Citation: Li W, Yang Z, Zuo J, Wang J and Li X (2022) Emerging carbon-based flexible anodes for potassium-ion batteries: Progress and opportunities. Front. Chem. 10:1002540. doi: 10.3389/fchem.2022.1002540
Received: 25 July 2022; Accepted: 22 August 2022;
Published: 08 September 2022.
Edited by:Tao Wei, Jiangsu University of Science and Technology, China
Reviewed by:Weiling Liu, Nanyang Technological University, Singapore
Xianhong Rui, Guangdong University of Technology, China
Copyright © 2022 Li, Yang, Zuo, Wang and Li. This is an open-access article distributed under the terms of the Creative Commons Attribution License (CC BY). The use, distribution or reproduction in other forums is permitted, provided the original author(s) and the copyright owner(s) are credited and that the original publication in this journal is cited, in accordance with accepted academic practice.
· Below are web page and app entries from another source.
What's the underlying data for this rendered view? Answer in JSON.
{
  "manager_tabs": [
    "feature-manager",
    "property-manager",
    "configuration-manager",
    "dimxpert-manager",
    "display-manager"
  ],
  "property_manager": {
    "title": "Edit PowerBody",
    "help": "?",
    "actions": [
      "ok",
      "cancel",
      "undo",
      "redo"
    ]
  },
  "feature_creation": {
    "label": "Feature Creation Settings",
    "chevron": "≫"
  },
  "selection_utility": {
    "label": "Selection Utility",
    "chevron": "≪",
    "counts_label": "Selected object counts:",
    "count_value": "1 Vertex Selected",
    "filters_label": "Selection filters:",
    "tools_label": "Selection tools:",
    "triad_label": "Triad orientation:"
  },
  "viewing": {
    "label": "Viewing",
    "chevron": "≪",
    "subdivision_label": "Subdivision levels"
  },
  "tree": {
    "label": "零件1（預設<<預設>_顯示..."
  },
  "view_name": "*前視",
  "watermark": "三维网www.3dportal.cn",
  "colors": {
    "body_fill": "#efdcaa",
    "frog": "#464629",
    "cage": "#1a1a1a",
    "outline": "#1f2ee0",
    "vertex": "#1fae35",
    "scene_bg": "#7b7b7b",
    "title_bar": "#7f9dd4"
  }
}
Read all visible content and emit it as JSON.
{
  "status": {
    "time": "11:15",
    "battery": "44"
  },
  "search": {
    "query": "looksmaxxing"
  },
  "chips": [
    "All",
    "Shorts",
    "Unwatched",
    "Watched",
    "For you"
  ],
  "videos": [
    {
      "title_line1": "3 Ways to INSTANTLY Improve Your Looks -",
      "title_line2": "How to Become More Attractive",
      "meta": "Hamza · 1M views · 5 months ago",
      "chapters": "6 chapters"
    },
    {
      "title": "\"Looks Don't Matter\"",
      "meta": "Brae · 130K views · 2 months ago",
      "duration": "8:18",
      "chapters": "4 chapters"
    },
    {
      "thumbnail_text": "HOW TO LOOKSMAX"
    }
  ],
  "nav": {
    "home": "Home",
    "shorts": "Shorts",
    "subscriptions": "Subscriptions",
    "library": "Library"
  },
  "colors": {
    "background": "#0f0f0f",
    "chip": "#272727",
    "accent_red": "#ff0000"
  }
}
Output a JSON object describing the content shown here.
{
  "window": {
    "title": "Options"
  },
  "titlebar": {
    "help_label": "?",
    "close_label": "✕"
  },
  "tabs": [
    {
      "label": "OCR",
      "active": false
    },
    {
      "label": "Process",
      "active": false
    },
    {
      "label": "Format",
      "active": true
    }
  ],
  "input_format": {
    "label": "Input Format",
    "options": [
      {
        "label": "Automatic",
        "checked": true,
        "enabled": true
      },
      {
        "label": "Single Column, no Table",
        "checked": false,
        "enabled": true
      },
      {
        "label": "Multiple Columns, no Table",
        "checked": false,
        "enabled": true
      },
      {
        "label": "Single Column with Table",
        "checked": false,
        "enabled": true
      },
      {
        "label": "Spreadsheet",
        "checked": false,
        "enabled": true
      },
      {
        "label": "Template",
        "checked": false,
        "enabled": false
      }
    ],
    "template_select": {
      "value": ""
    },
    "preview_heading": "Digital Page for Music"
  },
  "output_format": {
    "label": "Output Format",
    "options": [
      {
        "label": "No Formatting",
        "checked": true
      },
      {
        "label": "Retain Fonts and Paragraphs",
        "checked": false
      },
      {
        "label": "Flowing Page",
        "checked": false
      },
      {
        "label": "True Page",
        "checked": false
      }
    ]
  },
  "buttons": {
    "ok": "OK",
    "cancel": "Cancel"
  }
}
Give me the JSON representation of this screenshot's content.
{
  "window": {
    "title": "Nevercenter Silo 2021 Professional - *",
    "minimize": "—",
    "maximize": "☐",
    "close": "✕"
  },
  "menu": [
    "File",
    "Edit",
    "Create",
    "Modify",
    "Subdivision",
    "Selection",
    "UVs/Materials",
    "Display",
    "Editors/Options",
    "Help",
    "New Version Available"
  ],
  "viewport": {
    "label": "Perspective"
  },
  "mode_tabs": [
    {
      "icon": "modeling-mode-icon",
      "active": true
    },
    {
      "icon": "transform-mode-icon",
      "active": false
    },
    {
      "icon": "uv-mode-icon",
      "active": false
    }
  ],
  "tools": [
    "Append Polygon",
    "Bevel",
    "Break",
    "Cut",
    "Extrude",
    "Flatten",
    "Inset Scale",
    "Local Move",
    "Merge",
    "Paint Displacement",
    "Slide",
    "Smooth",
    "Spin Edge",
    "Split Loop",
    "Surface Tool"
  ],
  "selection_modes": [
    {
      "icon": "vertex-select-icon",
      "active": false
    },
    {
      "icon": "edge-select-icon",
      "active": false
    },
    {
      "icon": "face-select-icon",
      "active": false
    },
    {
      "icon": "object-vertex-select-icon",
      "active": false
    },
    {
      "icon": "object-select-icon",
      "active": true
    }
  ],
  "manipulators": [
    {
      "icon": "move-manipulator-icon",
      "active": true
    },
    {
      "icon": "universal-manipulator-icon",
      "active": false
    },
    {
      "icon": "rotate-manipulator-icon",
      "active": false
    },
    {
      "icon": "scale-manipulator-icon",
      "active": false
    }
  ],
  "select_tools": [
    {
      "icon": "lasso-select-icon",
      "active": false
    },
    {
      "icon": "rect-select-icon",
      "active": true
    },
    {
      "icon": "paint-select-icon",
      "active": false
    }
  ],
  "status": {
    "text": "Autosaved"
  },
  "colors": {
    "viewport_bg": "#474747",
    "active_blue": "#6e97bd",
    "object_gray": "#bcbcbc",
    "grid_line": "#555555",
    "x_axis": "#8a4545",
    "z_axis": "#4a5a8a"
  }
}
No use, distribution or reproduction is permitted which does not comply with these terms.
*Correspondence: Xifei Li, firstname.lastname@example.org
†These authors have contributed equally to this work